BUENOS AIRES/NEW YORK (Reuters) – Argentina’s deal with the Paris Club group of country lenders to defer $2 billion in payments until March next year should give the country breathing room in even more critical debt talks: its $45 billion negotiation with the International Monetary Fund.
The Paris Club agreement over a “bridging” period until next year means Argentina will avoid a damaging default next month. It came with a commitment to strike a deal with the IMF by March 31 to revamp repayments it cannot make.
That should dispel fears about a deal collapse, analysts said, despite some $8.5 billion in payments to the Fund coming due between now and early next year. The talks are an acid test for the IMF, which extended its largest-ever facility to the country in 2018, though could not prevent economic crisis.
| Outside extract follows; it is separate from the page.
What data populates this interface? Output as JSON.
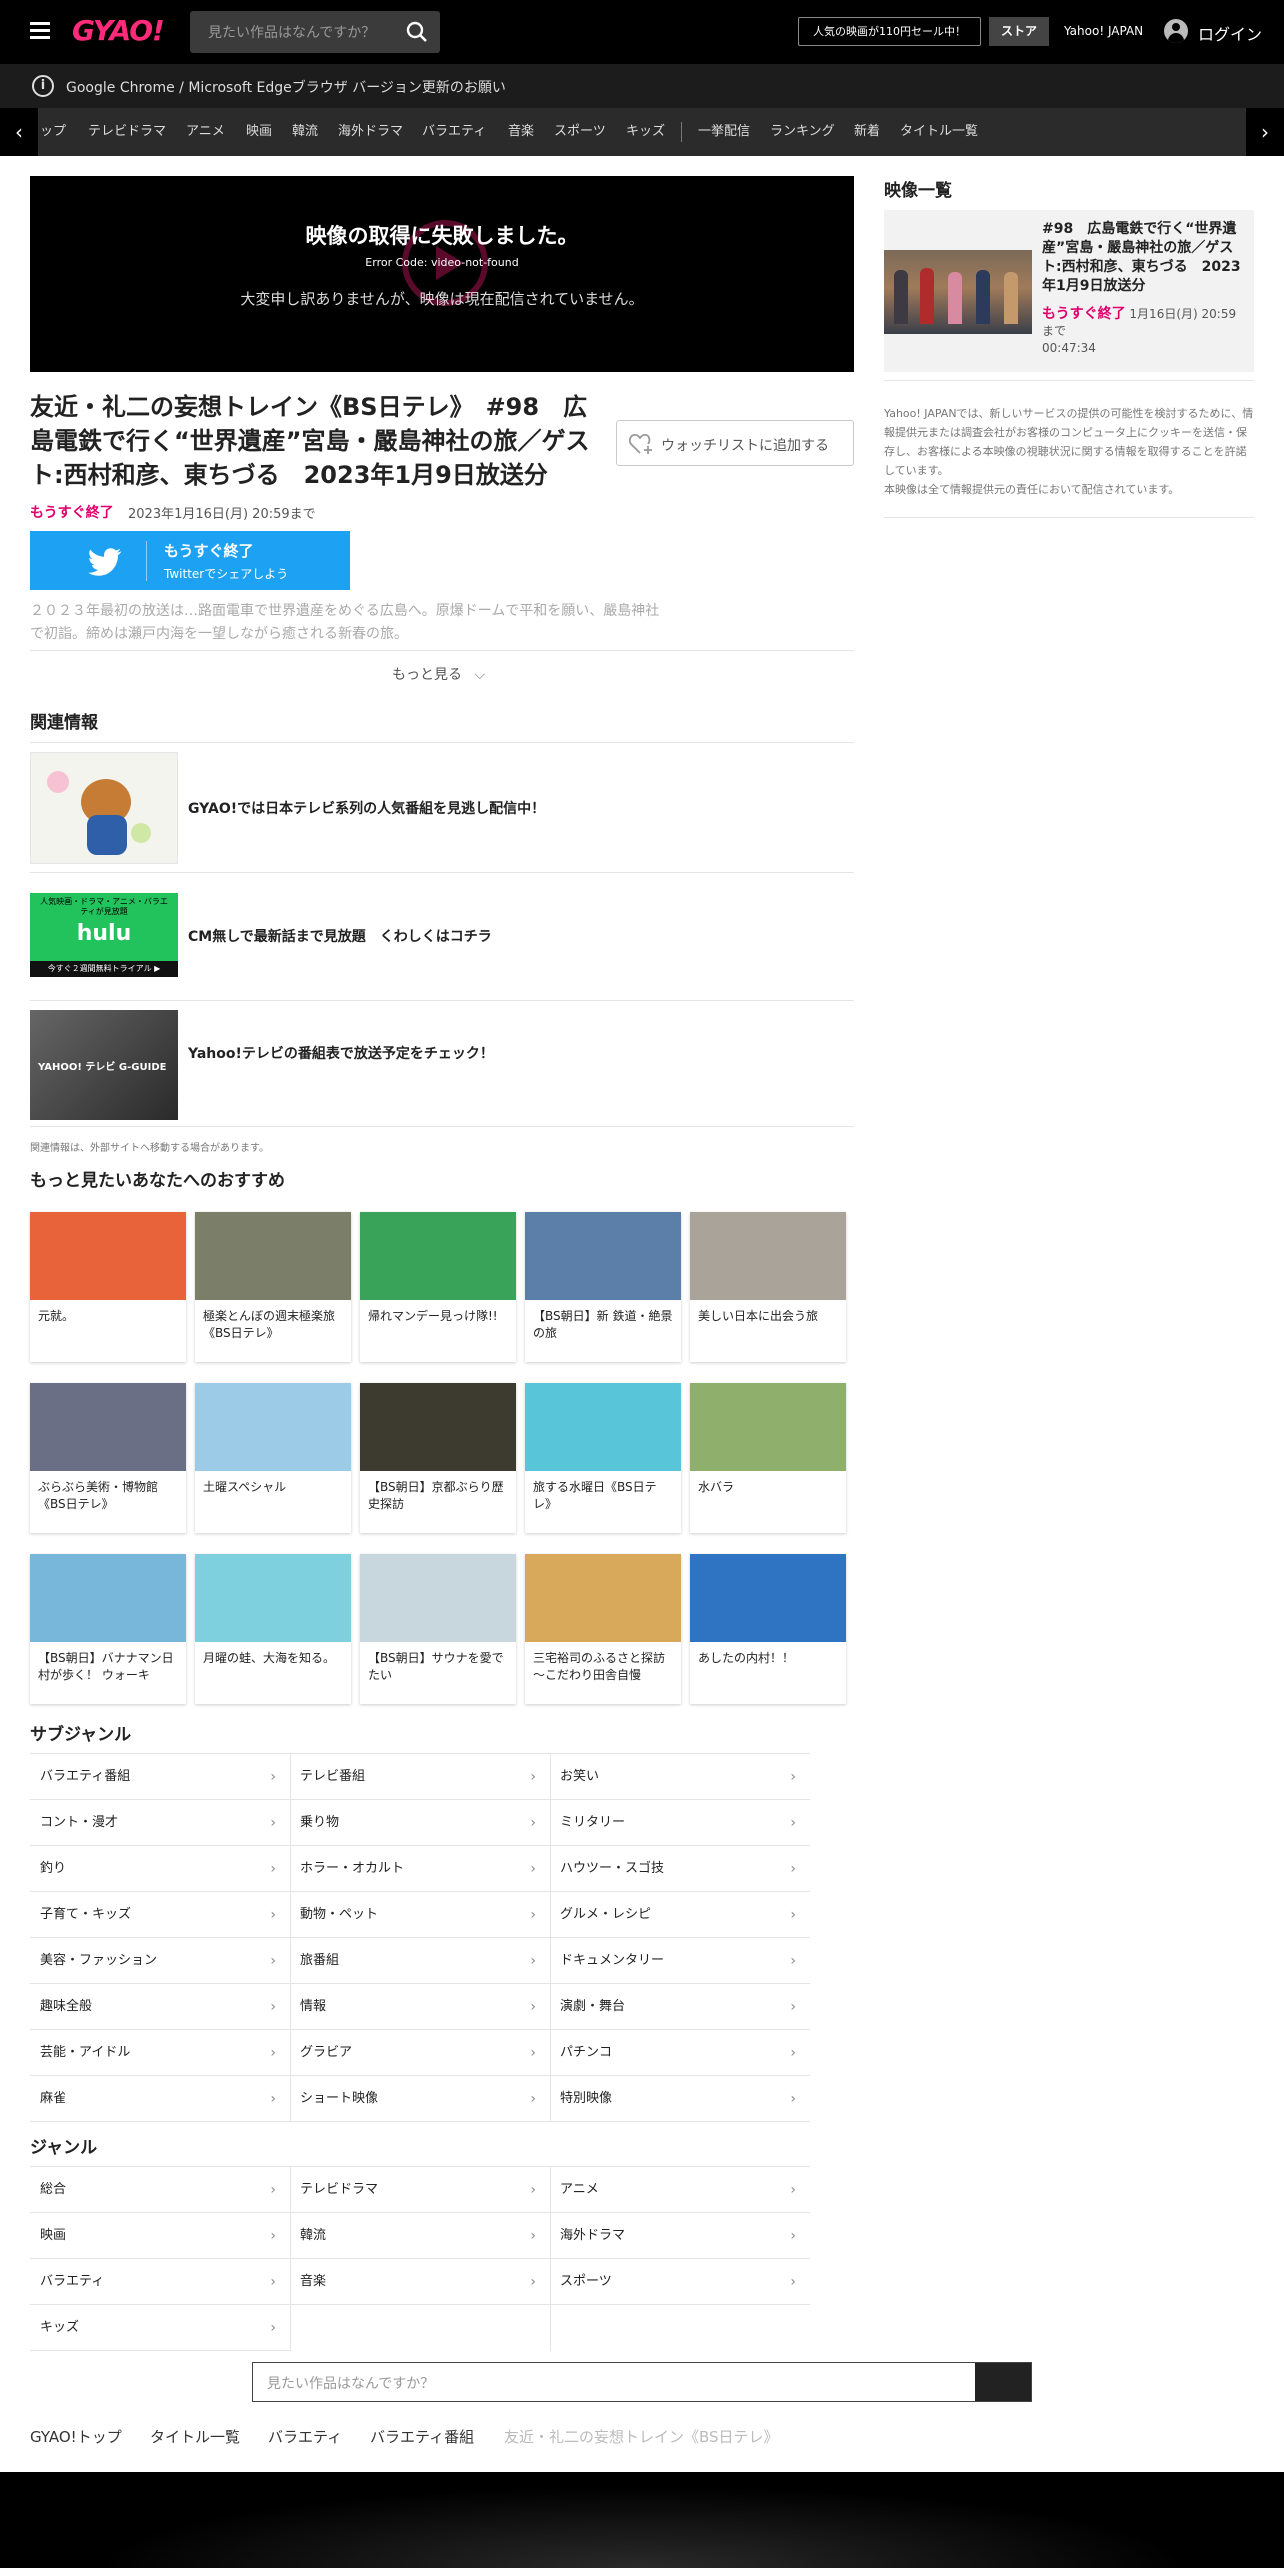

“The IMF deal risk is now close to zero,” said Siobahn Morden of Amherst Pierpont, who said the hard deadline as part of the Paris Club accord gave Argentina “breathing room” to push talks until after mid-term elections late this year.
It also marked a “political coup” for Economy Minister Martin Guzman, seen as a moderating influence within Argentina’s ruling Peronist coalition against the hard-line left wing of the party under Vice President Cristina Fernandez de Kirchner.
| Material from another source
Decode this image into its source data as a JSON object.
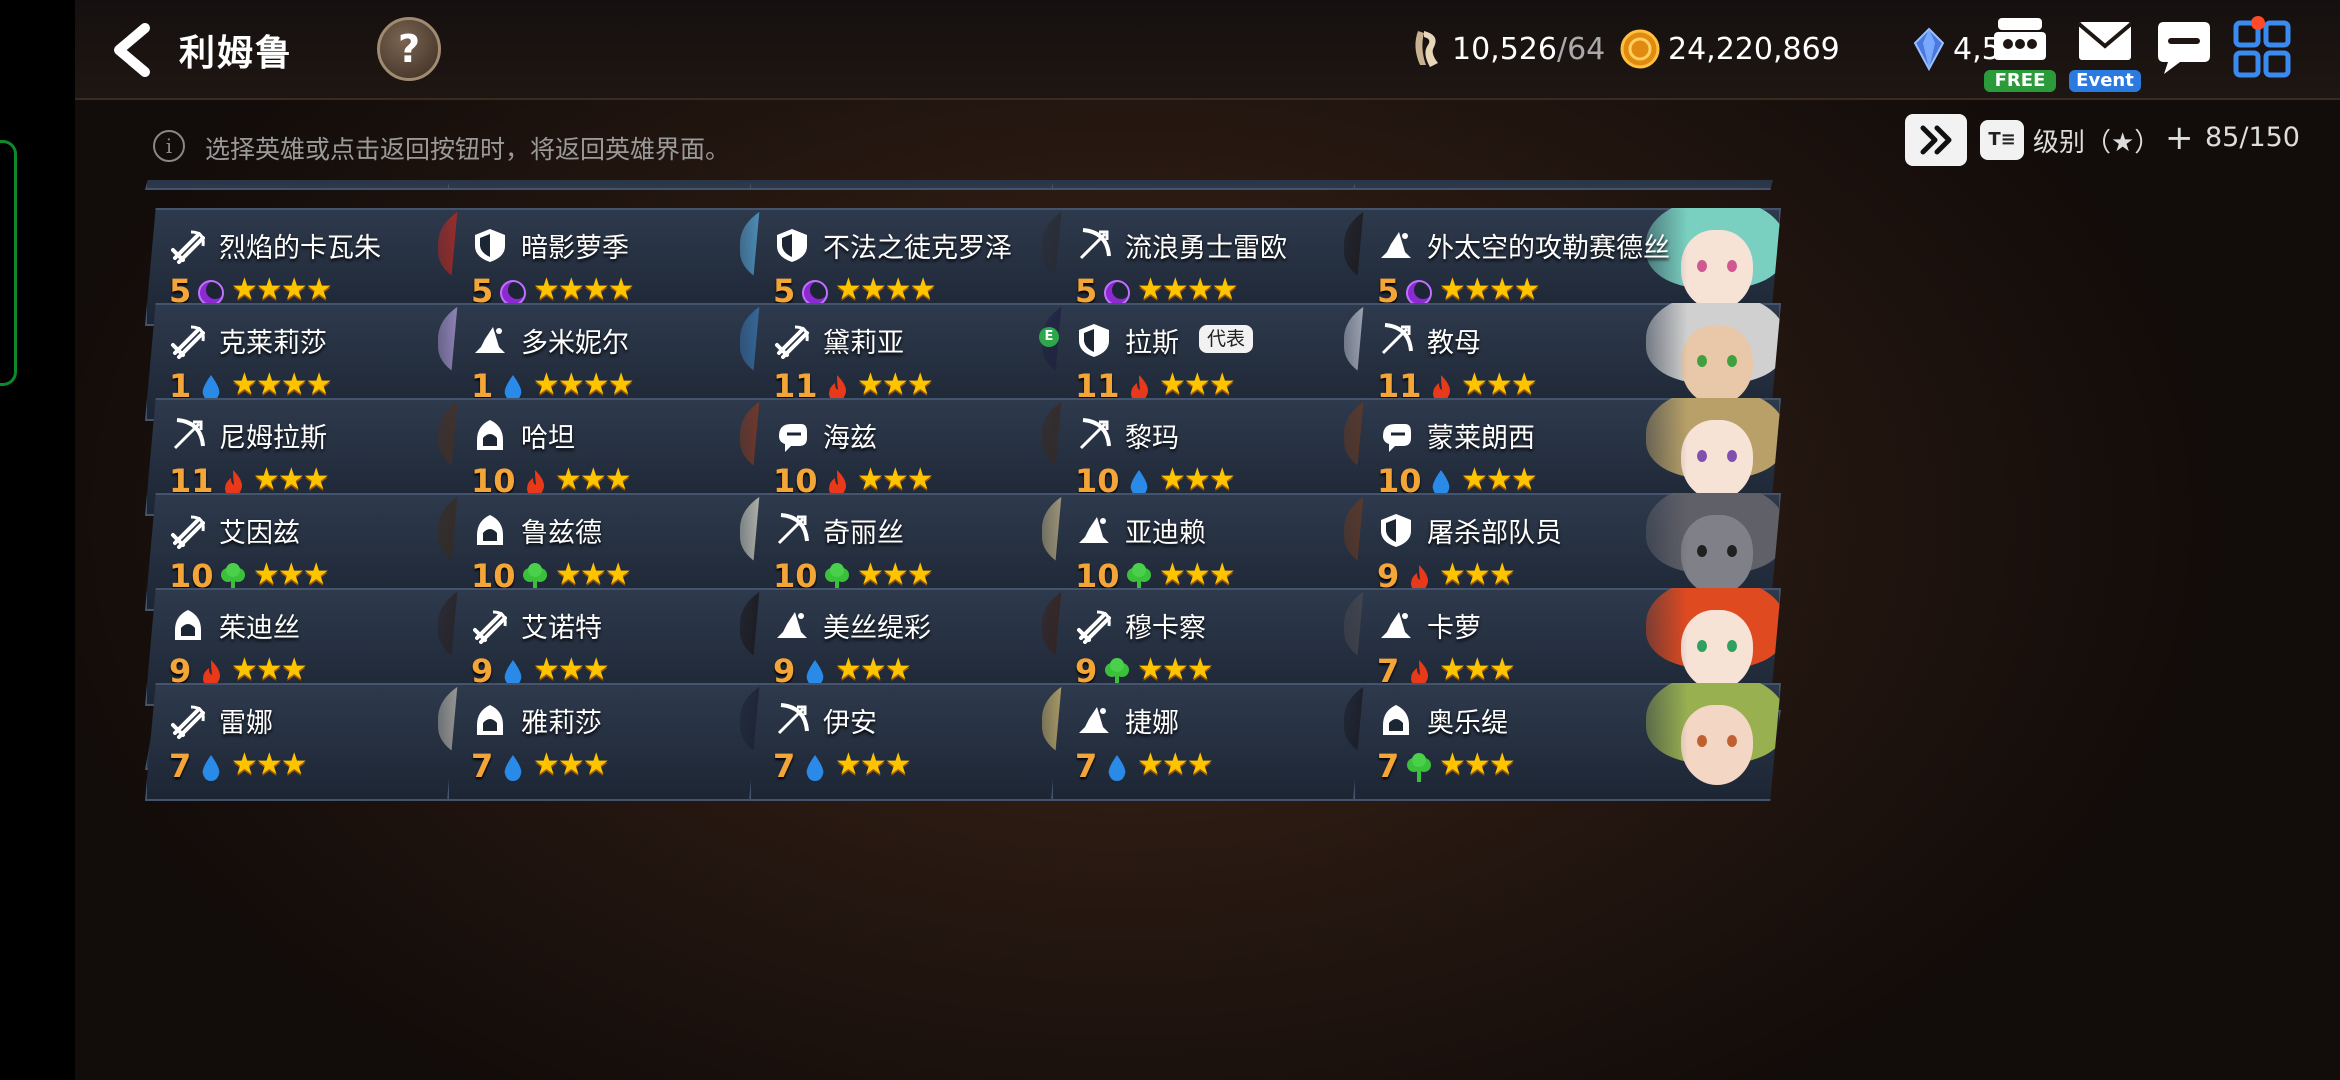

The South American nation has been grappling with a foreign currency debt crisis since 2019, when a sharp market crash sparked an outflow of reserves and a peso currency plunge. It defaulted on private debt last year before a more than $100 billion restructuring that strained ties with creditors.
Talks with the IMF have been buffeted by the sharp impact of the COVID-19 pandemic and tensions within the ruling coalition over a timeline for a deal. The initial aim had been to strike an agreement at the start of this year.
GRAPHIC: Argentina’s IMF Payments – https://graphics.reuters.com/ARGENTINA-DEBT/IMF/yzdvxloxxvx/chart.png
Argentine traders said the Paris Club deal and clarity over an IMF deadline was important to avoid turbulence in the second half of the year, with elections in November and the Peronists looking to protect their strong position in Congress.
The Paris Club, which has a long history with Argentina, includes among its members the United States, Germany, Brazil and Japan, which are also members of the IMF.
“This helps buy time in the key talks with the IMF, and clearly turns on the switch for a planned agreement in 2022,” said an analyst at a foreign bank in Buenos Aires who asked not to be named.
“This will help get past the legislative elections without political upheavals that could complicate things for the ruling party,” he said.
The IMF on Thursday said it welcomed Argentina’s deal with the Paris Club, though it had no timeline currently for a new agreement. Some $2.6 billion in payments are due before the planned Nov. 14 mid-term vote.
Some analysts said that even with an IMF deal, Argentina’s problems would persist, with rising poverty levels, runaway inflation and tight capital controls still in place.
“We expect that both sides will thrash out a fresh agreement within the next 12 months,” said Nikhil Sanghani at Capital Economics, who added that Argentina’s government seemed to be playing a game of ‘who blinks first’ with the IMF.
“But we doubt that this would be enough to steer Argentina away from another crisis later this decade,” he said.
(Reporting by Adam Jourdan in Buenos Aires and Rodrigo Campos in New York; Additional reporting by Jorge Otaola and Karin Strohecker in London; Editing by Dan Grebler)